This Chrome extension lets you revoke access to emails you sent, but the destruction involved leaves a mark.

Matt Elliott Contributor
Matt Elliott, a technology writer for more than a decade, is a PC tester and Mac user based in New Hampshire.
Matt Elliott
2 min read

Screenshot by Matt Elliott/CNET

Wish you hadn't just hit send on a email? Gmail's Undo Send feature gives you 30 seconds to put a stop to a regrettable email. Really, all it does delay the sending of any email -- up to 30 seconds. Chrome extension Dmail provides an alternate way to pull back an email, though it doesn't cover all of your tracks.

Dmail adds two items to your Gmail account. First, it adds a line to the Compose window with a toggle switch to enable or disable the extension and, if enabled, a time in the future to destroy the email: Never, In 1 hour, In 1 day or In 1 week. The second item lets you destroy any email you sent previously with Dmail. Click All Dmails at the top of your Gmail inbox to view a list or your emails sent with Dmail, any of which you can open and hit a Revoke Email button.

An email revoked by either method does not erase all evidence of your message. The email will remain in the recipient's inbox, but the message's content will now be encrypted and unreadable. (Or more accurately stated, the encryption key will be revoked for the already encrypted email.) The subject line of a revoked email, however, remains unchanged and very readable, which means an angry email with an ALL CAPS subject line could still cause you trouble.

Recipients do not need to have Dmail installed to read emails. In place of the content of your email, they will see a line about receiving a secure message via Dmail with a View Message button that opens your email in a Chrome tab. Recipients with Dmail, however, can read Dmails right from within Gmail.

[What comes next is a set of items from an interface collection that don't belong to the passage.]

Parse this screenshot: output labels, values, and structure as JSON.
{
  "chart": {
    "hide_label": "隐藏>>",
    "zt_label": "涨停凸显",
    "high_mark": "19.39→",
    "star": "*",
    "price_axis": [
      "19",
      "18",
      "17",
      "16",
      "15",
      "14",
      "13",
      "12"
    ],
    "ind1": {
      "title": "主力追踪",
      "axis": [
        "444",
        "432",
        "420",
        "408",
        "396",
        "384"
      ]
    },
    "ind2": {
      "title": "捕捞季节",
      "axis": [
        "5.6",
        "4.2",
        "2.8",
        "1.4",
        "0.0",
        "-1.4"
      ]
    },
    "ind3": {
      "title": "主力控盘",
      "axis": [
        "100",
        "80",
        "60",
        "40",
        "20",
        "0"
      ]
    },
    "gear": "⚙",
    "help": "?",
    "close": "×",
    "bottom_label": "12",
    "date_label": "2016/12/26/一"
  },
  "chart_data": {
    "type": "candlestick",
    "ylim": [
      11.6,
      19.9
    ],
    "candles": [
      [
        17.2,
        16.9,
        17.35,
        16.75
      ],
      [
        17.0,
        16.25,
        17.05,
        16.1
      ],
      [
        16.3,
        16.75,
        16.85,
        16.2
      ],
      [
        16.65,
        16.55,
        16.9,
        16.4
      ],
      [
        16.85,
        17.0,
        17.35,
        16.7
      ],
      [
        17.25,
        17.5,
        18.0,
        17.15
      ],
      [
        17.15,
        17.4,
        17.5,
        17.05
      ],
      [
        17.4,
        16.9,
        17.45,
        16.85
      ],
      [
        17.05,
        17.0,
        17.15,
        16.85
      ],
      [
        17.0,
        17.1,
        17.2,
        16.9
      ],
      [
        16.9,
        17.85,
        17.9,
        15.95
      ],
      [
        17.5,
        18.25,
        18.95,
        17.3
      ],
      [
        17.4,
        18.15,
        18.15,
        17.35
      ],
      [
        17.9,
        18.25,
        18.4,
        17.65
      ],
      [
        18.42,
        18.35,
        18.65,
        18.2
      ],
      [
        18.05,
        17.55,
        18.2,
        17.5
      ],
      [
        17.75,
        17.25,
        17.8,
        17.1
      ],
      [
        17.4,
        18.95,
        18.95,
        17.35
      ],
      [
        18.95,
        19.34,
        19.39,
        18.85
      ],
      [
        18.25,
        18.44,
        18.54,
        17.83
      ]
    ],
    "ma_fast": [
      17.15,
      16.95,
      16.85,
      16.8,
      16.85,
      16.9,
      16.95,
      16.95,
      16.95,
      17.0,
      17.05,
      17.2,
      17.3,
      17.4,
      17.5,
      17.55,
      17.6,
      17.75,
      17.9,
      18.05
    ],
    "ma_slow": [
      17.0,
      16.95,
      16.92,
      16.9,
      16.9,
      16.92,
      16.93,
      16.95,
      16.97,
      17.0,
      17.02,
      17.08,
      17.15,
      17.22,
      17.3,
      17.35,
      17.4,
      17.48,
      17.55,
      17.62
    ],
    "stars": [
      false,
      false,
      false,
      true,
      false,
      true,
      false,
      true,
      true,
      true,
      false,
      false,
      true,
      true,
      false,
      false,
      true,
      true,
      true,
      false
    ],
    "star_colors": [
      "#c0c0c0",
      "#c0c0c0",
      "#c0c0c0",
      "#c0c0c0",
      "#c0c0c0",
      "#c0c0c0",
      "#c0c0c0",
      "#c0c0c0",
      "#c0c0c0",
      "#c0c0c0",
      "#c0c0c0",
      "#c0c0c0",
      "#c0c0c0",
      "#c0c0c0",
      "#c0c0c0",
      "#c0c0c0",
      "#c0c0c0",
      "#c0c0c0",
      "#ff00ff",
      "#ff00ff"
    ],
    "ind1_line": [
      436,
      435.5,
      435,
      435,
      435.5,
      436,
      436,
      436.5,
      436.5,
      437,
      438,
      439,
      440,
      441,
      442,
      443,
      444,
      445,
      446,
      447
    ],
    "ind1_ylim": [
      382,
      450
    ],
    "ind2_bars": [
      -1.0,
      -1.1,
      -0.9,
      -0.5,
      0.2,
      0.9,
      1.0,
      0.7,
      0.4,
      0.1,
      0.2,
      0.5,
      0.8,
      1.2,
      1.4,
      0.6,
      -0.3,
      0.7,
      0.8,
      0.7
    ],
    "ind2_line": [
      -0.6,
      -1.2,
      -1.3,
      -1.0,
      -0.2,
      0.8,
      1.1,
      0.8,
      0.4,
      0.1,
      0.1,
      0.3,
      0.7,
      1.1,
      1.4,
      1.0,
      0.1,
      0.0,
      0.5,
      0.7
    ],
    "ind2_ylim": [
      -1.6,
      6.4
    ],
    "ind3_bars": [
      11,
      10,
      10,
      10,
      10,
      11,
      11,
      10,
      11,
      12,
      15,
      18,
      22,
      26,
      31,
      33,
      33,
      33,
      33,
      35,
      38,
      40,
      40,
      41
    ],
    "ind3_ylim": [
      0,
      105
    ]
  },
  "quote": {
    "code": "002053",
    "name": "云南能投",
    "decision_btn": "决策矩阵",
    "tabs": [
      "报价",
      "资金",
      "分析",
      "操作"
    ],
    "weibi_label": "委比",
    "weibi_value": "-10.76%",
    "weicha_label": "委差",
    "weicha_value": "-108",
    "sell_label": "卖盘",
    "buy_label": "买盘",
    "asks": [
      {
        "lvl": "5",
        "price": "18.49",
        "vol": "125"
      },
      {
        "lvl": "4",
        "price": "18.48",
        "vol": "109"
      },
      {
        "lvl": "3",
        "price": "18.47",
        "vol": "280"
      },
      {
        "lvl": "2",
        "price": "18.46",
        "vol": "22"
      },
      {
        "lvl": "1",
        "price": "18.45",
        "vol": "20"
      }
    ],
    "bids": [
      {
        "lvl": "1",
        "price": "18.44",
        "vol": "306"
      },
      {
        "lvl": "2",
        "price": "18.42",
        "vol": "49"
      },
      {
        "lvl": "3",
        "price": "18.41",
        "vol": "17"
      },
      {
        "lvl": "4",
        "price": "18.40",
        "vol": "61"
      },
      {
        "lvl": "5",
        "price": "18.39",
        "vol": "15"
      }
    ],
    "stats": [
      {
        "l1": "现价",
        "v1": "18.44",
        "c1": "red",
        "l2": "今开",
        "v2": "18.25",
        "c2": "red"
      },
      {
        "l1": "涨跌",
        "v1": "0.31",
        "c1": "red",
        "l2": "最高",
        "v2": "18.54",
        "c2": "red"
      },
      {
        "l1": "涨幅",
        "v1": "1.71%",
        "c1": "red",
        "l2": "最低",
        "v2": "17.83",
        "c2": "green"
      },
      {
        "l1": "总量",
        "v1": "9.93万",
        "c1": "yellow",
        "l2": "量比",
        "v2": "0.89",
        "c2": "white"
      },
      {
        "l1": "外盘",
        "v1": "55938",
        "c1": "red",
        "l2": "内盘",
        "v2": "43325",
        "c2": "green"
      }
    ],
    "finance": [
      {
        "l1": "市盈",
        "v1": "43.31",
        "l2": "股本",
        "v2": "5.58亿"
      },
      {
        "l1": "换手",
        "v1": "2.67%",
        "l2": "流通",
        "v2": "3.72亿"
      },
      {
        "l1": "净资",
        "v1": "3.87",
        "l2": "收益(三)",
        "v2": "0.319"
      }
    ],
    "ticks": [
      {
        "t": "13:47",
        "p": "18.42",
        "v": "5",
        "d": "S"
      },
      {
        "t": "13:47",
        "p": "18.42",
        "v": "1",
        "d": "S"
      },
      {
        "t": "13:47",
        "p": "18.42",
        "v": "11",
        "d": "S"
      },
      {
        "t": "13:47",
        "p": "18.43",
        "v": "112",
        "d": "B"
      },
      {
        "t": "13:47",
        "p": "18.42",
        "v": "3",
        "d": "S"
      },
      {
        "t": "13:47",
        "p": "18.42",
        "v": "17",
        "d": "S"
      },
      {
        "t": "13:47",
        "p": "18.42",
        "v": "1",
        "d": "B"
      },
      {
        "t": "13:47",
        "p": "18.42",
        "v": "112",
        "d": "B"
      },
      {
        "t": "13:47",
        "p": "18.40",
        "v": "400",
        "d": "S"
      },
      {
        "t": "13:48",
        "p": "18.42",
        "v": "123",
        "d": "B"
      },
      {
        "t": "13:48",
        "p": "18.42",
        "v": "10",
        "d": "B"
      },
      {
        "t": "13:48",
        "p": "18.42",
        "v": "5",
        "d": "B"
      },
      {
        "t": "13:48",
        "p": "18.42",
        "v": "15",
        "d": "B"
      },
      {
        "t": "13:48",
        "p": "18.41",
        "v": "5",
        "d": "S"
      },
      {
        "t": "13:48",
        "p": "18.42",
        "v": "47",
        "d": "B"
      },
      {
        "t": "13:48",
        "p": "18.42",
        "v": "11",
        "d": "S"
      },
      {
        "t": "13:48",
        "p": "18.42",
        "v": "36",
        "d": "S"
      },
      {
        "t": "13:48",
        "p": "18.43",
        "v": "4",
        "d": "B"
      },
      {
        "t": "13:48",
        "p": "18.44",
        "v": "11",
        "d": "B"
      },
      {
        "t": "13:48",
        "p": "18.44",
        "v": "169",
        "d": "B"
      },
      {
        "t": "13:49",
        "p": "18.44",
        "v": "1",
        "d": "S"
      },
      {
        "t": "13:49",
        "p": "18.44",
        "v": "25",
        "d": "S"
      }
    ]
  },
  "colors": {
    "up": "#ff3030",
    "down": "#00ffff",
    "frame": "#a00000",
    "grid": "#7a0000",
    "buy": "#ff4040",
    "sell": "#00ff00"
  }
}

While Dmail lets you prevent someone reading an email you sent and gives you up to a week to so automatically, it doesn't erase all evidence, making it better suited for sending the code to a lock or another bit of sensitive information you don't want hanging around forever in someone's inbox as opposed to attempting to take back a hastily worded, ill-tempered email.